In response to our initial article, my sister and I heard from many people who didn’t see the harm in simply considering Anderson’s ideas. One of Anderson’s arguments was that it is wrong for queer people to marry and raise children, part of his broader belief that queerness itself is wrong. Let’s look at the consequences of considering these views.

The LGBTQ community is in a uniquely vulnerable position in regards to identity and social stigma. Sexuality is already a confusing thing for many people, and that confusion can grow when people live in environments that never affirm who they are. Many LGBTQ people only grow up hearing that their identity is wrong, dangerous or a matter of choice. They often internalize those ideas and develop a crippling self-hatred that can manifest itself in self-harm.

For many LGBTQ people, just like anyone else, marriage and parenting are fundamental parts of who they are. To tell an LGBTQ person that it is wrong or dangerous to do those things, as Anderson did, is to tell them that it is wrong to be who they are. The other views held by Anderson, urging LGBTQ people to reject their “vices” through chastity or conversion therapy, echo that thought. One of Anderson’s consistent beliefs is that it is dangerous and immoral for LGBTQ people to accept who they are.

What’s the harm in considering those ideas? That question ignores the fact that saying that queerness is wrong continues to expose LGBTQ people to very real harm. It ignores how many people on campus have seen friends who were harassed, rejected, sent to “therapy,” kicked out of their homes, condemned by their loved ones and driven to self-harm by those ideas. It ignores how many people on campus have faced those struggles themselves. It ignores how many people on campus want any justification to say that their disdain for LGBTQ people is a legitimate view rather than discrimination. It ignores how many people on campus may struggle with their sexuality, for whom Anderson’s points on marriage and parenting will reinforce that internalized idea that they are wrong for being who they are. To present this as simply people being “offended,” as one rebuttal to our article stated, is shameful.

Anderson only delivered criticisms of marriage equality and same-sex parenting. Those criticisms argued that it was wrong for LGBTQ people to fully embrace their identity, which raises these troubling issues. And what Anderson didn’t say — his beliefs about conversion therapy, mental illness, chastity and others — would have magnified those consequences.

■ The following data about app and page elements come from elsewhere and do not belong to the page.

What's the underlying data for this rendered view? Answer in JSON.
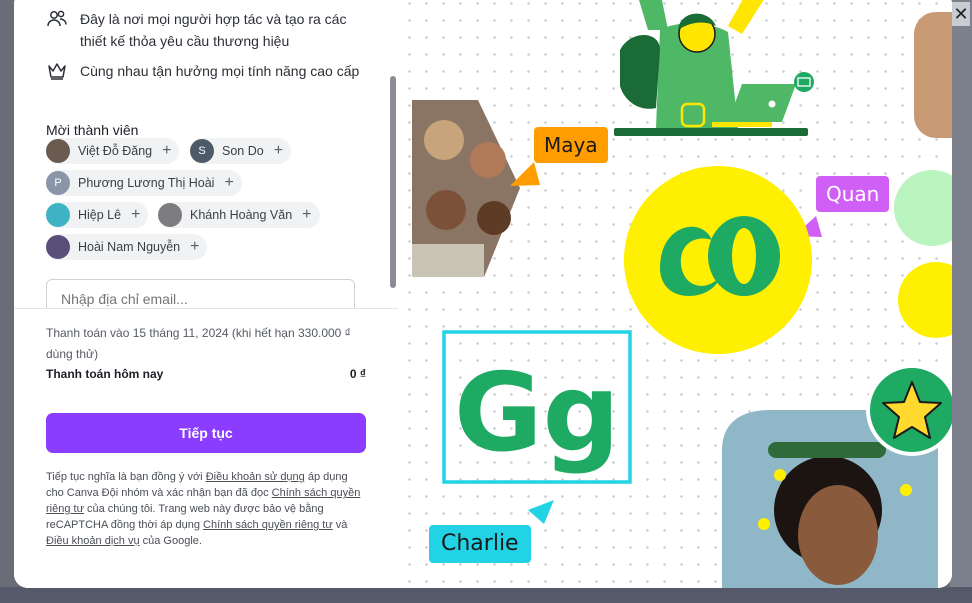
{
  "features": [
    {
      "icon": "people-icon",
      "text": "Đây là nơi mọi người hợp tác và tạo ra các thiết kế thỏa yêu cầu thương hiệu"
    },
    {
      "icon": "crown-icon",
      "text": "Cùng nhau tận hưởng mọi tính năng cao cấp"
    }
  ],
  "invite": {
    "title": "Mời thành viên",
    "members": [
      {
        "name": "Việt Đỗ Đăng",
        "initial": "",
        "color": "#6b5a50"
      },
      {
        "name": "Son Do",
        "initial": "S",
        "color": "#4d5b68"
      },
      {
        "name": "Phương Lương Thị Hoài",
        "initial": "P",
        "color": "#8a96a8"
      },
      {
        "name": "Hiệp Lê",
        "initial": "",
        "color": "#3eb3c4"
      },
      {
        "name": "Khánh Hoàng Văn",
        "initial": "",
        "color": "#7d7d80"
      },
      {
        "name": "Hoài Nam Nguyễn",
        "initial": "",
        "color": "#5a4e7a"
      }
    ],
    "email_placeholder": "Nhập địa chỉ email..."
  },
  "payment": {
    "note": "Thanh toán vào 15 tháng 11, 2024 (khi hết hạn 330.000 ₫ dùng thử)",
    "today_label": "Thanh toán hôm nay",
    "today_value": "0 ₫",
    "continue_label": "Tiếp tục"
  },
  "legal": {
    "p1": "Tiếp tục nghĩa là bạn đồng ý với ",
    "terms": "Điều khoản sử dụng",
    "p2": " áp dụng cho Canva Đội nhóm và xác nhận bạn đã đọc ",
    "privacy": "Chính sách quyền riêng tư",
    "p3": " của chúng tôi. Trang web này được bảo vệ bằng reCAPTCHA đồng thời áp dụng ",
    "privacy2": "Chính sách quyền riêng tư",
    "p4": " và ",
    "tos": "Điều khoản dịch vụ",
    "p5": " của Google."
  },
  "illustration": {
    "tags": [
      {
        "name": "Maya",
        "color": "#ff9d00"
      },
      {
        "name": "Quan",
        "color": "#cf5ff5"
      },
      {
        "name": "Charlie",
        "color": "#22d3e6"
      }
    ],
    "letters": "Gg"
  },
  "colors": {
    "accent": "#8b3dff",
    "green": "#1faa63",
    "yellow": "#ffef00"
  }
}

And since the lecture was presented as a simple, policy-based look at religious liberty and marriage law, it’s worth asking why Ryan Anderson was the person who was chosen to speak. His degrading views on queerness are well-documented and well-known, and there are surely many other conservative speakers available who don’t promote those views. These problems should have been foreseen and could have been avoided. But whether through malice or simple ignorance about Anderson’s work, Tigers for Liberty invited a speaker on “religious liberty” who just so happened to also morally condemn queer people who marry and start a family.

I am all for welcoming disagreement. Our concerns with Anderson were never about an unwillingness to discuss religious liberty, or federalism on the issue of marriage or anti-discrimination ordinances. Rather, we felt based on experience that it was dangerous to ask LGBTQ people, a uniquely vulnerable group, to “consider” the morality of their personal identity. Mercifully, Anderson skirted his most questionable beliefs, but the condemnations of queerness he did present were troubling and bring real consequences. Advocates for Anderson were far too unconcerned about that risk. In the future, I would hope that sponsoring groups for controversial speakers would take the time to engage with others on campus and consider speakers with a discerning eye. That would help to distinguish what is merely “offensive” from what is legitimately harmful.  

Brendan Kennedy is a senior political science and Spanish double major.